## [Exercise directions]
Copy out each line below containing "name".

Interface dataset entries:
========================================

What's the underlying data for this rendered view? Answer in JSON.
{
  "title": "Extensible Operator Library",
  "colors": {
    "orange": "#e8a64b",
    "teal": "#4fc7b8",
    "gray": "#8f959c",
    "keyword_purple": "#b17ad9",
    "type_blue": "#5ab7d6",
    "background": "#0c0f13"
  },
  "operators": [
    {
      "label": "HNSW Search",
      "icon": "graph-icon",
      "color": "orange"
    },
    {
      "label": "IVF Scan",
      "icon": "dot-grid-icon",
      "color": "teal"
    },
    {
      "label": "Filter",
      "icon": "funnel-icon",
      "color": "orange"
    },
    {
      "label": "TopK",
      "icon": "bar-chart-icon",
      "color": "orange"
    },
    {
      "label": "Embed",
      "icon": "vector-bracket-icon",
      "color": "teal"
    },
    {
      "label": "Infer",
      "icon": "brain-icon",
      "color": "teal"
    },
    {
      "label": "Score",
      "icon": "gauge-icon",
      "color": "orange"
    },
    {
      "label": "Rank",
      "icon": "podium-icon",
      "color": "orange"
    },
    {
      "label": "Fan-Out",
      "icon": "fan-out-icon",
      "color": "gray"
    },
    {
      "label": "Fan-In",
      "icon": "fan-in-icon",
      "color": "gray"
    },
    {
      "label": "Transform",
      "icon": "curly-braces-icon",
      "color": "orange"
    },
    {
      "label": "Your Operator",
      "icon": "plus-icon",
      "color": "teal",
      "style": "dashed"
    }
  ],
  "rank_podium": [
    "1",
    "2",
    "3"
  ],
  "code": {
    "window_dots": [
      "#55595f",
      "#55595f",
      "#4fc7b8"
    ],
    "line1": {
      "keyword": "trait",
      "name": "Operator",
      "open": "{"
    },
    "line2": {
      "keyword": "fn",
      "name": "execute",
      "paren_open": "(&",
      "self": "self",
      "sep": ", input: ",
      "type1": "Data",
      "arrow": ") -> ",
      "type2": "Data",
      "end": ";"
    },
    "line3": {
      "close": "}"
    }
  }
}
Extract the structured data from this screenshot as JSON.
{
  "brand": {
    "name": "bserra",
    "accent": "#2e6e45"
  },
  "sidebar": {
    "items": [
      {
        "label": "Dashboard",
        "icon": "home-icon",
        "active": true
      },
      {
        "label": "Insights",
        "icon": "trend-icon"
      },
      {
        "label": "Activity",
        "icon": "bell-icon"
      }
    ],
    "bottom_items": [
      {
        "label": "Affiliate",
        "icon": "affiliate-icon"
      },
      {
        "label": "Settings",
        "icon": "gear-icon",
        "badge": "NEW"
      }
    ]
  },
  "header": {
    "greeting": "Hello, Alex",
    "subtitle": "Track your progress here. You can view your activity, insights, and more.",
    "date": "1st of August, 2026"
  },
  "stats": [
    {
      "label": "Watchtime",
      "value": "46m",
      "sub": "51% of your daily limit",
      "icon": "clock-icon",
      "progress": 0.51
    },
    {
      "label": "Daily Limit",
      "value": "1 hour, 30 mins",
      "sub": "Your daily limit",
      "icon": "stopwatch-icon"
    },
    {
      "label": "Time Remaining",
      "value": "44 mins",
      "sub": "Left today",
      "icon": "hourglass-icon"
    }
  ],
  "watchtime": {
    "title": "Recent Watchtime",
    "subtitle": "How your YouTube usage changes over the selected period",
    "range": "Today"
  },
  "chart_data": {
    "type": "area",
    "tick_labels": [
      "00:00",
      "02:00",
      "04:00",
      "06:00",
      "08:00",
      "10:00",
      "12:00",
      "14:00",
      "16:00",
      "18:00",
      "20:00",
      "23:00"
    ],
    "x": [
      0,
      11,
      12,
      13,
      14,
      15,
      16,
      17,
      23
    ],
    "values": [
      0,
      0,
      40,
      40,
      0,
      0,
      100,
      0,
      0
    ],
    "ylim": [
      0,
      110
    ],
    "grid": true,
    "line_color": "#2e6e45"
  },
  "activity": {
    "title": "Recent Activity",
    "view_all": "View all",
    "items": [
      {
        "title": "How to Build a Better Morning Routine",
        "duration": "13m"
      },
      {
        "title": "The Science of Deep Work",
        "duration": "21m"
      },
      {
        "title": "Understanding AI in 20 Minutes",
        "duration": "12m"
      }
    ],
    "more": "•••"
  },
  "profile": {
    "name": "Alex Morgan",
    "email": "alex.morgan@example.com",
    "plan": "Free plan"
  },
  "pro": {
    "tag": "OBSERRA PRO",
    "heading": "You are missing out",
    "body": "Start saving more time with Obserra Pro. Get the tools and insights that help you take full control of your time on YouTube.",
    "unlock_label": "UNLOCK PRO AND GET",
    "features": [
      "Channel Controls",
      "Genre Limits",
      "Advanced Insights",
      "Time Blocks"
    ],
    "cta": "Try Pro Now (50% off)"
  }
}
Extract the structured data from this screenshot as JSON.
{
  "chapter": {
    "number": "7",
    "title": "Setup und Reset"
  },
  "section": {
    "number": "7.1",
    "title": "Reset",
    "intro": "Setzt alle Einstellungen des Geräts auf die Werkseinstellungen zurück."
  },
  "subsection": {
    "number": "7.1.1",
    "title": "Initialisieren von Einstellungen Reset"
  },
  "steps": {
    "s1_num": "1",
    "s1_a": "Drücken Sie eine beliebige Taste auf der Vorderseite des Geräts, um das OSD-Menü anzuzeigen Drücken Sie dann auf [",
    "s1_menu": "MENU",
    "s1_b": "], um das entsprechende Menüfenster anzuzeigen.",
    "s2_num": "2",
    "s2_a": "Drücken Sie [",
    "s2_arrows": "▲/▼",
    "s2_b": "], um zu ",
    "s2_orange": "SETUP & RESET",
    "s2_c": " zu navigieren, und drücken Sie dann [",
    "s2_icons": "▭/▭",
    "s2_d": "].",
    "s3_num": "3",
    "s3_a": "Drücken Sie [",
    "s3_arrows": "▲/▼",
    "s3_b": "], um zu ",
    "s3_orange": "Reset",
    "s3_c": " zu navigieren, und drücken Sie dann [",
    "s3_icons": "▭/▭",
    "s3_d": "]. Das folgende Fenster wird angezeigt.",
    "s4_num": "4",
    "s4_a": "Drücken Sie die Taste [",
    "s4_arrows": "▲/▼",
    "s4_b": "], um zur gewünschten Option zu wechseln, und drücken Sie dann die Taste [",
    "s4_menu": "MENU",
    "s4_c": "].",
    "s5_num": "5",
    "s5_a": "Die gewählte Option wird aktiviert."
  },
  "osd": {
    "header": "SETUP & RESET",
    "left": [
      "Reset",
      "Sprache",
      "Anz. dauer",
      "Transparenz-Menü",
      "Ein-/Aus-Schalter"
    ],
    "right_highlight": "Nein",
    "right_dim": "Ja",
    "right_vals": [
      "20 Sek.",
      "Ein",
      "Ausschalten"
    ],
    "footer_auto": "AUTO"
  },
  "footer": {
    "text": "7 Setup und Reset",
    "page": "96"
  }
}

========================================

## [Written answer]
      "name": "Operator",
      "name": "execute",
    "name": "bserra",
    "name": "Alex Morgan",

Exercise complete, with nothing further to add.